== Segment start ==

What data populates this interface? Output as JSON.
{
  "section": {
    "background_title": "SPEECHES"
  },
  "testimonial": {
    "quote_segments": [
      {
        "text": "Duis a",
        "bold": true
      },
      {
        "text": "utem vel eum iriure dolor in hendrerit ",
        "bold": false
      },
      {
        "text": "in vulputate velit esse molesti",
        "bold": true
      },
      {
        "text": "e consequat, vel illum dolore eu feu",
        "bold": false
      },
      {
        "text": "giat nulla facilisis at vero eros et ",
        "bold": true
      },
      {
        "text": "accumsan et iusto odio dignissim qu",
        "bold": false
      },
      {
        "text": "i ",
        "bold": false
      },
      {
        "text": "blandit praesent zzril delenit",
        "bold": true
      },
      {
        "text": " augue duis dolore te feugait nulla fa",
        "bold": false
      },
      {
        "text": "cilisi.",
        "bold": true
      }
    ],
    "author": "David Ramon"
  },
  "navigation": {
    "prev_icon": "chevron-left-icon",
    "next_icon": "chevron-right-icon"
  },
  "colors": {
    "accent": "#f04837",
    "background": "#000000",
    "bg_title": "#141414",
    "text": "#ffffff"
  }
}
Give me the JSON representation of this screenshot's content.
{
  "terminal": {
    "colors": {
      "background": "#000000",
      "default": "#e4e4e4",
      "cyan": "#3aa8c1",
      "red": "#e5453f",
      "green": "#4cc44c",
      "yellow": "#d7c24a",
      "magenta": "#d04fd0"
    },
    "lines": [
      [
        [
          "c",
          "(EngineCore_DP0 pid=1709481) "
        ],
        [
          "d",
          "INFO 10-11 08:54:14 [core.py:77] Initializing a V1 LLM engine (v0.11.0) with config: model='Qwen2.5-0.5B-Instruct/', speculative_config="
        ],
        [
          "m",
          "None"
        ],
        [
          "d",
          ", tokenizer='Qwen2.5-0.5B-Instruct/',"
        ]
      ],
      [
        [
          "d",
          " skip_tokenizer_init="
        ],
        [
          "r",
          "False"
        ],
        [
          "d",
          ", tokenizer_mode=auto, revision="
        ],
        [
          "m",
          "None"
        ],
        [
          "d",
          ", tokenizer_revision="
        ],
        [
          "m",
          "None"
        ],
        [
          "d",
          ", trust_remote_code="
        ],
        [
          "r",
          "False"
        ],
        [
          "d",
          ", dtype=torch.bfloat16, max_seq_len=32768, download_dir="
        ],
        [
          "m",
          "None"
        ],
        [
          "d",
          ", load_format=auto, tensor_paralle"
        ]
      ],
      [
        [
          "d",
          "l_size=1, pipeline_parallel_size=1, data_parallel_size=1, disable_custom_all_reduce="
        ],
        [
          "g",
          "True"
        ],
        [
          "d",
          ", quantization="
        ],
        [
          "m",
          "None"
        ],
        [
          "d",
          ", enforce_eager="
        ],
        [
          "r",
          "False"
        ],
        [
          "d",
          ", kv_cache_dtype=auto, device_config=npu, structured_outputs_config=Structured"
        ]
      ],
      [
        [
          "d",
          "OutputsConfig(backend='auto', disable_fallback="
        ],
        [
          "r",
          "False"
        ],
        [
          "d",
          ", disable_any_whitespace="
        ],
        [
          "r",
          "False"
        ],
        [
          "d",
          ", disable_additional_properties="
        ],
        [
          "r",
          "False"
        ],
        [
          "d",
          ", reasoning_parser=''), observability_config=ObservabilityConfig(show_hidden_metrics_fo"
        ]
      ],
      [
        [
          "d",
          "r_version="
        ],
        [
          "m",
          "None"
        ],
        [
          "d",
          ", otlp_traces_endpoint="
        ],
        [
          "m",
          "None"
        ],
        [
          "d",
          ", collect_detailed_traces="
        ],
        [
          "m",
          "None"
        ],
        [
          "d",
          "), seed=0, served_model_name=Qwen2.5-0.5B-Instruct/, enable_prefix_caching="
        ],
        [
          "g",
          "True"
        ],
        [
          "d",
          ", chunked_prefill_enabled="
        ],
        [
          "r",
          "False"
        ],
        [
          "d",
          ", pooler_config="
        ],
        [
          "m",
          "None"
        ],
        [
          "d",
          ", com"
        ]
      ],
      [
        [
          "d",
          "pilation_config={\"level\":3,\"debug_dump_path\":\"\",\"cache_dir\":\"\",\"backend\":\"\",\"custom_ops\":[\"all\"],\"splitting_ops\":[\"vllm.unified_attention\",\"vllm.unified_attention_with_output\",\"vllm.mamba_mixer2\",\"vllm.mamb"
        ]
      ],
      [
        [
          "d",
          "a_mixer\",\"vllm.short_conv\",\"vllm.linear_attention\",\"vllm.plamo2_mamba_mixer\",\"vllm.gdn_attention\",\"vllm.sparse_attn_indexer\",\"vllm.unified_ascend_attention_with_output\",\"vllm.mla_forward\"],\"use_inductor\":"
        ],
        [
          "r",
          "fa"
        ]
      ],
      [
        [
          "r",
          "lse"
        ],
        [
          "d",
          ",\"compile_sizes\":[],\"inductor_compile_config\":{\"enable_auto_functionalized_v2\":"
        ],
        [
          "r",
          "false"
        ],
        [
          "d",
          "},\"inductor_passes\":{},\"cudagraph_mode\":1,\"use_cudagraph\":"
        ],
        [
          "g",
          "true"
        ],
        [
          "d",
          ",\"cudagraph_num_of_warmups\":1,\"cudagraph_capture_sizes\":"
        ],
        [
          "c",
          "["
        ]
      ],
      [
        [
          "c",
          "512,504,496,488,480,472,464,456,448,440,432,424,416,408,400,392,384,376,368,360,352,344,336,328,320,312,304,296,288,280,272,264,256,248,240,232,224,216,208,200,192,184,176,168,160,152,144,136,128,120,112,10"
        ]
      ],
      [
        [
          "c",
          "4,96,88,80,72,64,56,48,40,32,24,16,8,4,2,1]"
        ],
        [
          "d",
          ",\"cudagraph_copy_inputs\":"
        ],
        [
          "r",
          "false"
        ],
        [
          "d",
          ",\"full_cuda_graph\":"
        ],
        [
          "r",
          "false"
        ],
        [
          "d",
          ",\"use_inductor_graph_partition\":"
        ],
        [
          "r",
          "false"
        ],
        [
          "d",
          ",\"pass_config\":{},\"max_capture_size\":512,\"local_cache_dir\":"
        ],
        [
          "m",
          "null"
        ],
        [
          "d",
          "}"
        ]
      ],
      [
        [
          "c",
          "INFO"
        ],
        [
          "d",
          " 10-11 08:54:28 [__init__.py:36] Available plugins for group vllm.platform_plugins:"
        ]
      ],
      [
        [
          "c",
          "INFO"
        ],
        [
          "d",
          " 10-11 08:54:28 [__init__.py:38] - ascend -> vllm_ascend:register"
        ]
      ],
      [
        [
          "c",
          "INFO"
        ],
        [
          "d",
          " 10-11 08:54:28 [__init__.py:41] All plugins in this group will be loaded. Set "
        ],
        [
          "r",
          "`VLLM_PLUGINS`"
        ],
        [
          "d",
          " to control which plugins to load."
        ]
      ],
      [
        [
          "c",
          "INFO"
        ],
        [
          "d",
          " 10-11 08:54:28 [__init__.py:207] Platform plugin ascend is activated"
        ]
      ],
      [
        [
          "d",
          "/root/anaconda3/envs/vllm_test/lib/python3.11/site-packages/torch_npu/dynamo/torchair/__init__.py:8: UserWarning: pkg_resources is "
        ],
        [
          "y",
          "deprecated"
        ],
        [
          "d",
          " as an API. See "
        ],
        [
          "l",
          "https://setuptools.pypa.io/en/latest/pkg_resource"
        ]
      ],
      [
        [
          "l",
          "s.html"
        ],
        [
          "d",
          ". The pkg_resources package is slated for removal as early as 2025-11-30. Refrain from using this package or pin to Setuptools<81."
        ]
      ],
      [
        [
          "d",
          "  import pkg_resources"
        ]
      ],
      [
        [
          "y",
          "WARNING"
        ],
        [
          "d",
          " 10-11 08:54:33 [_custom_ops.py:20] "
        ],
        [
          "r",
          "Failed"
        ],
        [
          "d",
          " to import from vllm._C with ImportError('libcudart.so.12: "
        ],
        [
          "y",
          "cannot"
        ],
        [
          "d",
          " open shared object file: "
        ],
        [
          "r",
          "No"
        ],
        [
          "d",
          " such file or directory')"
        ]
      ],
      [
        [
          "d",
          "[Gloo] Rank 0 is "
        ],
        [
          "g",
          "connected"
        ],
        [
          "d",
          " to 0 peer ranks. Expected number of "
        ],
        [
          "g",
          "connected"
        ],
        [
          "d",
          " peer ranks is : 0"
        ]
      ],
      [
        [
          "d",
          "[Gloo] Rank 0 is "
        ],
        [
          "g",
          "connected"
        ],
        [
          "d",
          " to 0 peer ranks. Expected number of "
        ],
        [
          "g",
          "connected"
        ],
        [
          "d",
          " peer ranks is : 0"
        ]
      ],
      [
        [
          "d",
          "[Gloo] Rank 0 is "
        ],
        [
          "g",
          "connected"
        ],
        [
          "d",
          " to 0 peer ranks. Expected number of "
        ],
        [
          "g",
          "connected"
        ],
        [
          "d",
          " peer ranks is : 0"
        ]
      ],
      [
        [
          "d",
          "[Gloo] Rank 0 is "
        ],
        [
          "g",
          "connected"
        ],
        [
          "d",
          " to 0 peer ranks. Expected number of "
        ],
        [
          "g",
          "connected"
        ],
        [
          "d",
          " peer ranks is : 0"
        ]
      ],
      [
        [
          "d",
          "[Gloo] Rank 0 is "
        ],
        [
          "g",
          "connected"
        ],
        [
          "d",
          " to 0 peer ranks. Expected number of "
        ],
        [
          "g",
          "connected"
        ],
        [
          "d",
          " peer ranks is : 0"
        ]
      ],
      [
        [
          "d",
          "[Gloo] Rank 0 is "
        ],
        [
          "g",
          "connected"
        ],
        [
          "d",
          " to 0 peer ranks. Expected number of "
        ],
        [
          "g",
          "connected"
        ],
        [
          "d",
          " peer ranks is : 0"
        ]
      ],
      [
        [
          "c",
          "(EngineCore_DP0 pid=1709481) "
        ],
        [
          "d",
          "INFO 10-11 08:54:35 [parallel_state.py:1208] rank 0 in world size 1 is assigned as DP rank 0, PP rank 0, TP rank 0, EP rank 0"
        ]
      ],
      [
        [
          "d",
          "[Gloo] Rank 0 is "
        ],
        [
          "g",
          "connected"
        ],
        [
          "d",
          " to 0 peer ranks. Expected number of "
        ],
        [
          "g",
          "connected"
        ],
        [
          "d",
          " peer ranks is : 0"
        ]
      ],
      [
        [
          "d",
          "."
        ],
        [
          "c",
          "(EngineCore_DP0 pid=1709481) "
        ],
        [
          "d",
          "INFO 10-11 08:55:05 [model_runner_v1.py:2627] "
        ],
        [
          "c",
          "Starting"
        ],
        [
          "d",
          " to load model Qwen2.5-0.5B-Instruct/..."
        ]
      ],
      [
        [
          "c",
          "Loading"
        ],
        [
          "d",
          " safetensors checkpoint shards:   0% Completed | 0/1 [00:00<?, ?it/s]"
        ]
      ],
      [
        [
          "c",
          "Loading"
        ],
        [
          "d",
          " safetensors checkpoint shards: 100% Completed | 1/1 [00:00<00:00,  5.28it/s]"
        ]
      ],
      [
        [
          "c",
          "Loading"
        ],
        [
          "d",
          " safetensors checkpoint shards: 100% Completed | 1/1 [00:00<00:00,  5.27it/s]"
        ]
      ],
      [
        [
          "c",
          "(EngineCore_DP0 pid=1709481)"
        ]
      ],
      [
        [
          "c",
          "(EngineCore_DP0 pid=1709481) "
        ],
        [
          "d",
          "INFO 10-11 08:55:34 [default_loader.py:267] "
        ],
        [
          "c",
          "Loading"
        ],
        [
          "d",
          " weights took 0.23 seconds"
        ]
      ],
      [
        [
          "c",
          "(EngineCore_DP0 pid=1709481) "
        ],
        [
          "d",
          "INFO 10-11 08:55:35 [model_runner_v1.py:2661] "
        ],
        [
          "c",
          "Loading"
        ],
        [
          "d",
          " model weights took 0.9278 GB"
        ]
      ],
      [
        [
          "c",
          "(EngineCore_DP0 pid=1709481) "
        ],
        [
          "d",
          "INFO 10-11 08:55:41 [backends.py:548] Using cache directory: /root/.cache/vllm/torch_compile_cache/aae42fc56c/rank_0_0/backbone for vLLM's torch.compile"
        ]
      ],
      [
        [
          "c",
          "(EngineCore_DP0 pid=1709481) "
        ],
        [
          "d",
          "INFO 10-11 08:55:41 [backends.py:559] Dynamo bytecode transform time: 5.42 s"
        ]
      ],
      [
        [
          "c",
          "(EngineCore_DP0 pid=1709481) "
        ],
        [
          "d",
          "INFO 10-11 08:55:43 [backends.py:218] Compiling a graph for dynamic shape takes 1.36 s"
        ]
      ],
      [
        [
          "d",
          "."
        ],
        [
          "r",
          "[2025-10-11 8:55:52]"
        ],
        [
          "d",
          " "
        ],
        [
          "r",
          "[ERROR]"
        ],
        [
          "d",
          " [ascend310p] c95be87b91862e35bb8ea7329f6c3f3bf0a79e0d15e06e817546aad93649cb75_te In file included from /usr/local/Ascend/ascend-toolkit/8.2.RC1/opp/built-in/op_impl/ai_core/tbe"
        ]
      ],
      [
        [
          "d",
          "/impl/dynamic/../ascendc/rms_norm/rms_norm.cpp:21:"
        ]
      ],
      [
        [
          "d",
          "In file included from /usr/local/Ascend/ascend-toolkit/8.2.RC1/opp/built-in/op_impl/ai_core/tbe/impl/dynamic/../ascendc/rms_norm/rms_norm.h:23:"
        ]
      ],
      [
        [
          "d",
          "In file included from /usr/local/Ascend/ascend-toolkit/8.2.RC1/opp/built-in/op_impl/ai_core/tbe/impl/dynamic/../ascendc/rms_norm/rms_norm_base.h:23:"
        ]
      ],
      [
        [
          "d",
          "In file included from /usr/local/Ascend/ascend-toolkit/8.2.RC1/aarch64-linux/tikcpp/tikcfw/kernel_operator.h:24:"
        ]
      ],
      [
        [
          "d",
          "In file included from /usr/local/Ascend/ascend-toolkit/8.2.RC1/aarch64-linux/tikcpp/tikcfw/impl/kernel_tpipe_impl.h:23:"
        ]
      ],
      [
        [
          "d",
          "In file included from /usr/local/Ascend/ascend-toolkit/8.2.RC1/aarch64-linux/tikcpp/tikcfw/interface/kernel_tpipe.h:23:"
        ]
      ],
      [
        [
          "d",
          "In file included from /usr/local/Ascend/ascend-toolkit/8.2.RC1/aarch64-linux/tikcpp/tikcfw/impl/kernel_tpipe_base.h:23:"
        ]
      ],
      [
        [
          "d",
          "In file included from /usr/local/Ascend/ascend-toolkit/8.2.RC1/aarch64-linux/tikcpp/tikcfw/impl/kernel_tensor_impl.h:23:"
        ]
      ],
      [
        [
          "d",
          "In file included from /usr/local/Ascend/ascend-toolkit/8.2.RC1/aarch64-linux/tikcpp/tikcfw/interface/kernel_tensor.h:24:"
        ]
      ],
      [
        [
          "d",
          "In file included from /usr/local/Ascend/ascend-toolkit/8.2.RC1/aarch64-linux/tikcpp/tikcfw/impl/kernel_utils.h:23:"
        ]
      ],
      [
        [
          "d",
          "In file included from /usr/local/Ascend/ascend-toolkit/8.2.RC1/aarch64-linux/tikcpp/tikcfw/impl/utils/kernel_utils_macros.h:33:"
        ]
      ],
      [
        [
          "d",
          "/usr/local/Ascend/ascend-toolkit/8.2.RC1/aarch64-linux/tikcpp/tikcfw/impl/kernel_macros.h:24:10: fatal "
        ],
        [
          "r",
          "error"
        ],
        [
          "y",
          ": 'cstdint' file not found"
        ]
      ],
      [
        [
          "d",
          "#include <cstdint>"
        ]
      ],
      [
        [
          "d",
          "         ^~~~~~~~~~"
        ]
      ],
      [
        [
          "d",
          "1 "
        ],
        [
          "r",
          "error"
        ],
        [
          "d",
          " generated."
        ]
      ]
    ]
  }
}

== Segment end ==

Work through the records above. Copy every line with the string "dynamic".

          "INFO 10-11 08:55:43 [backends.py:218] Compiling a graph for dynamic shape takes 1.36 s"
          "/impl/dynamic/../ascendc/rms_norm/rms_norm.cpp:21:"
          "In file included from /usr/local/Ascend/ascend-toolkit/8.2.RC1/opp/built-in/op_impl/ai_core/tbe/impl/dynamic/../ascendc/rms_norm/rms_norm.h:23:"
          "In file included from /usr/local/Ascend/ascend-toolkit/8.2.RC1/opp/built-in/op_impl/ai_core/tbe/impl/dynamic/../ascendc/rms_norm/rms_norm_base.h:23:"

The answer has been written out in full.